“We’re really grateful to Falkirk Community Trust, which has organised many of the events for the Week, as well as Falkirk Council and Historic Environment Scotland for supporting the Festival.

“Although the festival was born in Bo’ness, we’ve always been keen to involve people right across the district and this year’s programme is no exception.”

Find out more at http://www.bigromanweek.org.uk

You can also get updates via the Friends of Kinneil’s social media channels:

http://www.facebook.com/kinneil (just “like”) and http://www.twitter.com/kinneil

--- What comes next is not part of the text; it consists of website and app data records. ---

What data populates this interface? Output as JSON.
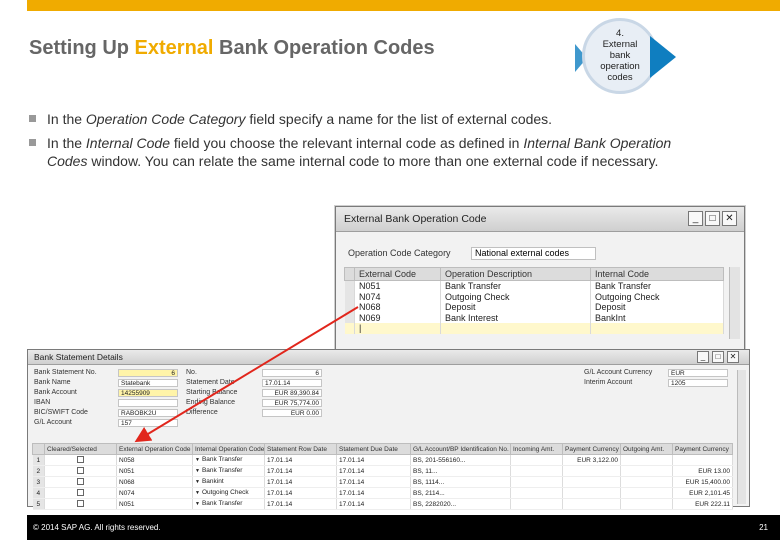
{
  "slide": {
    "title_pre": "Setting Up ",
    "title_hl": "External",
    "title_post": " Bank Operation Codes",
    "step_lines": [
      "4.",
      "External",
      "bank",
      "operation",
      "codes"
    ],
    "accent_color": "#f0ab00",
    "bullet1": {
      "a": "In the ",
      "b": "Operation Code Category",
      "c": " field specify a name for the list of external codes."
    },
    "bullet2": {
      "a": "In the ",
      "b": "Internal Code",
      "c": " field you choose the relevant internal code as defined in ",
      "d": "Internal Bank Operation Codes",
      "e": " window. You can relate the same internal code to more than one external code if necessary."
    },
    "footer_copy": "© 2014 SAP AG. All rights reserved.",
    "page_number": "21"
  },
  "window1": {
    "title": "External Bank Operation Code",
    "category_label": "Operation Code Category",
    "category_value": "National external codes",
    "columns": [
      "External Code",
      "Operation Description",
      "Internal Code"
    ],
    "rows": [
      [
        "N051",
        "Bank Transfer",
        "Bank Transfer"
      ],
      [
        "N074",
        "Outgoing Check",
        "Outgoing Check"
      ],
      [
        "N068",
        "Deposit",
        "Deposit"
      ],
      [
        "N069",
        "Bank Interest",
        "BankInt"
      ],
      [
        "",
        "",
        ""
      ]
    ]
  },
  "window2": {
    "title": "Bank Statement Details",
    "left_fields": [
      {
        "label": "Bank Statement No.",
        "value": "6"
      },
      {
        "label": "Bank Name",
        "value": "Statebank"
      },
      {
        "label": "Bank Account",
        "value": "14255909"
      },
      {
        "label": "IBAN",
        "value": ""
      },
      {
        "label": "BIC/SWIFT Code",
        "value": "RABOBK2U"
      },
      {
        "label": "G/L Account",
        "value": "157"
      }
    ],
    "mid_fields": [
      {
        "label": "No.",
        "value": "6"
      },
      {
        "label": "Statement Date",
        "value": "17.01.14"
      },
      {
        "label": "Starting Balance",
        "value": "EUR 89,390.84"
      },
      {
        "label": "Ending Balance",
        "value": "EUR 75,774.00"
      },
      {
        "label": "Difference",
        "value": "EUR 0.00"
      }
    ],
    "right_fields": [
      {
        "label": "G/L Account Currency",
        "value": "EUR"
      },
      {
        "label": "Interim Account",
        "value": "1205"
      }
    ],
    "columns": [
      "Cleared/Selected",
      "External Operation Code",
      "Internal Operation Code",
      "Statement Row Date",
      "Statement Due Date",
      "G/L Account/BP Identification No.",
      "Incoming Amt.",
      "Payment Currency",
      "Outgoing Amt.",
      "Payment Currency"
    ],
    "rows": [
      [
        "1",
        "N058",
        "Bank Transfer",
        "17.01.14",
        "17.01.14",
        "BS, 201-556160...",
        "",
        "EUR 3,122.00",
        "",
        ""
      ],
      [
        "2",
        "N051",
        "Bank Transfer",
        "17.01.14",
        "17.01.14",
        "BS, 11...",
        "",
        "",
        "",
        "EUR 13.00"
      ],
      [
        "3",
        "N068",
        "Bankint",
        "17.01.14",
        "17.01.14",
        "BS, 1114...",
        "",
        "",
        "",
        "EUR 15,400.00"
      ],
      [
        "4",
        "N074",
        "Outgoing Check",
        "17.01.14",
        "17.01.14",
        "BS, 2114...",
        "",
        "",
        "",
        "EUR 2,101.45"
      ],
      [
        "5",
        "N051",
        "Bank Transfer",
        "17.01.14",
        "17.01.14",
        "BS, 2282020...",
        "",
        "",
        "",
        "EUR 222.11"
      ]
    ]
  }
}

  • The Antonine Wall was built around 142AD on the orders of Roman Emperor Antoninus Pius.
  • The turf and stone frontier – more accurately a turf rampart fronted by a wide and deep ditch – ran from Bo’ness right through Falkirk district to Old Kilpatrick, near Glasgow. Along the line of the Wall were a series of forts and fortlets.
  • The defensive system was designed to hold back Caledonian tribes from invading southern Scotland, then under Roman rule.
  • The Antonine Wall covered around 40 Roman miles, with around a third of the structure being constructed in Falkirk district.
  • The Wall was abandoned in the 160s when the Romans retreated to Hadrian’s Wall in northern England.
  • Today, many parts of the Antonine Wall lie under towns and settlements, built long after the Romans departed Scotland. However, evidence of the wall’s ramparts and buildings can still be found.
  • The local area is fortunate in having a number of highly visible parts of the Antonine Wall. As well as the remains of a fortlet at Kinneil, and a fort at Rough Castle, near Bonnybridge, the Antonine Wall can also be seen at Polmont Woods; Watling Lodge, Tamfourhill (near the Falkirk Wheel), Callendar Park in Falkirk; Seabegs Woods, near Bonnybridge; and Castlecary Roman Fort, near Allandale. You can also see the replica of a Roman tablet at Bridgeness, Bo’ness.
  • In addition, there are free exhibitions on the Romans in local museums, Callendar House, Falkirk, and Kinneil in Bo’ness. Outside the district, there are displays in the Auld Kirk Museum in Kirkintilloch; the Hunterian Museum in Glasgow; and the National Museum of Scotland in Edinburgh.
  • The Wall became part of the Frontiers of the Roman Empire World Heritage Site in 2008, joining Hadrian’s Wall and the German Limes frontier. It also meant that Falkirk district became home to Scotland’s fifth world heritage site.
  • The Big Roman Week was launched in 2009 to celebrate the area’s Roman links. The Festival is always held around September 19 – the date of the Emperor Antoninus Pius’s birthday.
  • A new website for the Wall has been launched at http://www.antoninewall.org … An app for smartphones is also being developed.

The Friends of Kinneil is a registered charity
Charity Registration Number : SC038368

Visit us online at: www.kinneil.org.uk
Email us: info@kinneil.org.uk